API's Petro agreed, saying that the "[private Internet providers] must fight this change because digital is two to four times more expensive than analog. We will have to pay higher prices for the lines which will force customers to pay higher prices. We will lose customers as a result and, in the end, it will kill private Internet providers."
Juraj Toma, president and CEO of finance company JKM Group International, explained that the transition to digital began on the first of the year and has already resulted in price hikes. Toma has been following the API dispute for his firm.
"At the end of '98, an analog line cost one to three thousand Slovak crowns per month, depending on the number of local exchanges," Toma said. "As of January 1, the prices for these analog lines were raised to 4,000 crowns ($100). Now, ST wants to change to digital and charge providers between 8,500 crowns ($220) and 17,000 crowns ($440) per month, possibly seventeen times the amount they were paying three months ago."
But analysts are not convinced that the move to digital has the ulterior motive the API claims it does. Boris Kostík, a research and sales analyst with Slavia Capital brokers in Bratislava, said that analog lines are simply outdated and that the digital installation is a standard step aimed at advancing Slovakia's deficient technological development.
"All developed countries have digital," Kostík said. "This is not an attempt to run private Internet providers out of business, this is simply a global trend."
ST, too, thinks that it has been victimised by small private firms who do not have what it takes to stay in business and are looking for a scapegoat. Bojňanský called the API's allegtations that ST was trying to corner the market "patently false," and said "the market is too small for the number of private Internet providers which currently exist. They are looking for anyone to blame for their inability to survive. It is easy to blame a monopoly."
The API, however, is sticking to its guns and has launched plans to end the voice communications monopoly currently enjoyed by ST. Under Petro's leadership, the API has begun a petition drive in an attempt to collect the 350,000 signatures required by the constitution to force the government to call a national referendum that would let the voters decide whether or not ST should retain its monopoly status.
"In meetings I have had with ST representatives, they have said that they expect over 50% of all private Internet providers to go bankrupt once a strategic partner is found for ST," Petro said. "We currently constitute 70 to 80% of the market, but they are trying to kill us off. Obviously, we cannot allow this to happen."
As a result, Petro explained, the API feels the only solution is the petition. Having secured 10,000 signatures in a little over a week, Petro said the petition has a long way to go and added that governmental support is unrealistic.
"The anti-monopoly office is a joke, the coalition cannot be counted on for support, and Prime Minister Mikuláš Dzurinda, who promised to aid Internet providers during the elections, has apparently gone back on his word," Petro said. "If we can find the resources, we will get the signatures but it is impossible to predict when it will be completed."

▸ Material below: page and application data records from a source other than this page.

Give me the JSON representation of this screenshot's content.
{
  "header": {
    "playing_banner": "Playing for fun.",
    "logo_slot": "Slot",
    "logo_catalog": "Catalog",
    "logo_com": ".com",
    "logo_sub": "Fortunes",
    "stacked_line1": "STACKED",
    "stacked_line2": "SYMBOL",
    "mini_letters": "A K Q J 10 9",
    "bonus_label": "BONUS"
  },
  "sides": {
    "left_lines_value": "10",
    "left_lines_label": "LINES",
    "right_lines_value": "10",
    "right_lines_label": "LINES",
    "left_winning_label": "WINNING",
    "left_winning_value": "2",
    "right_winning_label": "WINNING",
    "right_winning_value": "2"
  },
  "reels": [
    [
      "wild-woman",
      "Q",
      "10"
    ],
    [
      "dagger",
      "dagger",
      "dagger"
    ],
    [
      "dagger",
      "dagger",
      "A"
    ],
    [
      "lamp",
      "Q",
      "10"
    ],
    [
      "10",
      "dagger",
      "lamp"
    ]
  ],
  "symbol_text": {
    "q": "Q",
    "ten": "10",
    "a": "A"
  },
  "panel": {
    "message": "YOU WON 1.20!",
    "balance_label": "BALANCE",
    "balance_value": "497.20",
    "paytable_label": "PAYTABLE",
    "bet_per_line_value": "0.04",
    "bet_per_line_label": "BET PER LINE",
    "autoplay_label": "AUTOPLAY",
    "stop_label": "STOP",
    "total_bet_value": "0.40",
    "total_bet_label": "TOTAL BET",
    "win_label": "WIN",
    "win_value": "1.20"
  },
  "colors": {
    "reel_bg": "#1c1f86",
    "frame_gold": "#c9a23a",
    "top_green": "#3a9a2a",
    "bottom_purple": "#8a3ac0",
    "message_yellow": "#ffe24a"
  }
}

Bojňanský laughed outright when he heard of the petition. "It's impossible for the petition to succeed," he said. "The government said that ST would have a monopoly, and this is still state policy. This monopoly will be manitained because it is in the national interest."
For his part, Slavia Capital's Kostík, said that if the petition were to succeed, the results for ST would be devastating. "It would be very bad for Slovak Telecom," he said. "The price for a foreign investor would drop drastically. ST needs to be a monopoly because they need money for systems restructuring."
29. Mar 1999 at 0:00 | Chris Togneri